Writing .lud Descriptions – Basics

The .lud Format

Game descriptions for Ludii are written in text files with a .lud extension. The language used to describe games for Ludii is defined by a class grammar approach; it is automatically derived from the ludeme classes available in Ludii’s .jar file.


A full, detailed Ludii Language Reference may be downloaded from Ludii’s downloads page.

The basic premise of the language is that ludemes are described as their name, followed by a whitespace-separated list of arguments, all wrapped up in a pair of parentheses:

(ludemeName arg1 arg2 arg3 ...)

Generally, the “outer” ludeme (the first one that is visible in a game description file) will be of the type (game ...). Arguments may be of any of the following types:

  1. Ludemes: many ludemes can be used as arguments of other ludemes, which ultimately results in games being described as trees of ludemes.
  2. Strings: typically used to provide meaningful names to games, pieces, regions, etc. Strings are always written in a pair of double quotes, for example: "Pawn". By convention, names usually start with an uppercase symbol.
  3. Booleans: the boolean constants true and false may be used for any boolean (function) parameters.
  4. Integers: integer constants can simply be written directly in any .lud descriptions, without requiring any special syntax: 1, -1, 100, etc.
  5. Floats: any number containing a dot will be interpreted as a float constant. For example: 0.5, -1.2, 5.5, etc. In ludemes that expect floats as argument, numbers without dots (such as just 1) cannot be used, and the same number should be written to include a decimal component instead (e.g., 1.0).

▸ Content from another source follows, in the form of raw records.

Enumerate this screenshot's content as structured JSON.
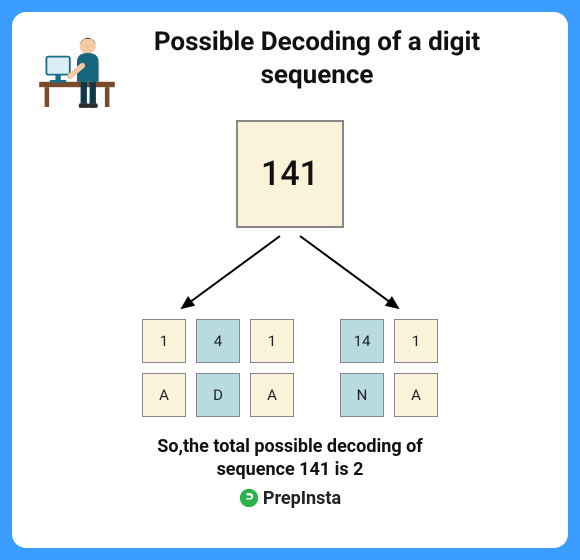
{
  "title": "Possible Decoding of a digit sequence",
  "input_sequence": "141",
  "decodings": [
    {
      "digits": [
        {
          "v": "1",
          "c": "cream"
        },
        {
          "v": "4",
          "c": "teal"
        },
        {
          "v": "1",
          "c": "cream"
        }
      ],
      "letters": [
        {
          "v": "A",
          "c": "cream"
        },
        {
          "v": "D",
          "c": "teal"
        },
        {
          "v": "A",
          "c": "cream"
        }
      ]
    },
    {
      "digits": [
        {
          "v": "14",
          "c": "teal"
        },
        {
          "v": "1",
          "c": "cream"
        }
      ],
      "letters": [
        {
          "v": "N",
          "c": "teal"
        },
        {
          "v": "A",
          "c": "cream"
        }
      ]
    }
  ],
  "caption_line1": "So,the total possible decoding of",
  "caption_line2": "sequence 141 is 2",
  "brand": "PrepInsta",
  "colors": {
    "cream": "#faf3d9",
    "teal": "#b7dbe0"
  },
  "chart_data": {
    "type": "table",
    "title": "Possible Decoding of a digit sequence",
    "input": "141",
    "decodings": [
      {
        "split": [
          "1",
          "4",
          "1"
        ],
        "letters": [
          "A",
          "D",
          "A"
        ]
      },
      {
        "split": [
          "14",
          "1"
        ],
        "letters": [
          "N",
          "A"
        ]
      }
    ],
    "total_decodings": 2
  }
}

As a first example, the following code shows the full game description for Tic-Tac-Toe:

(game "Tic-Tac-Toe"
   (players 2)
         (board (square 3))
         (piece "Disc" P1)
         (piece "Cross" P2)
      (play (move Add (to (sites Empty))))
      (end (if (is Line 3) (result Mover Win)))

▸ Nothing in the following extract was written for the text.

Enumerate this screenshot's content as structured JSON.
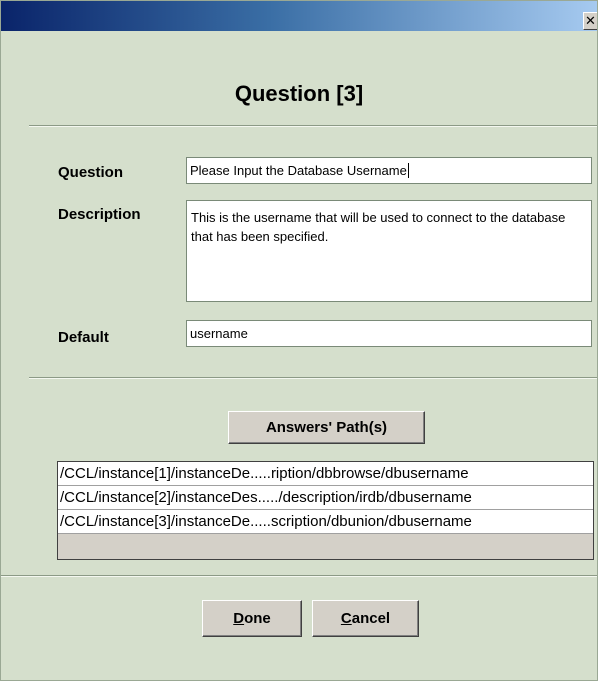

Viewing Ludii’s Built-in Game Files

The Ludii.jar file is not only a runnable program, but also an archive containing files. It can be extracted or opened like any regular .zip archive, which allows for the individual files inside it to be inspected. One of the top-level directories inside it is the /lud/ directory. Under this directory, all of the .lud files for all the built-in Ludii games can be found. They may all serve as examples for game designers.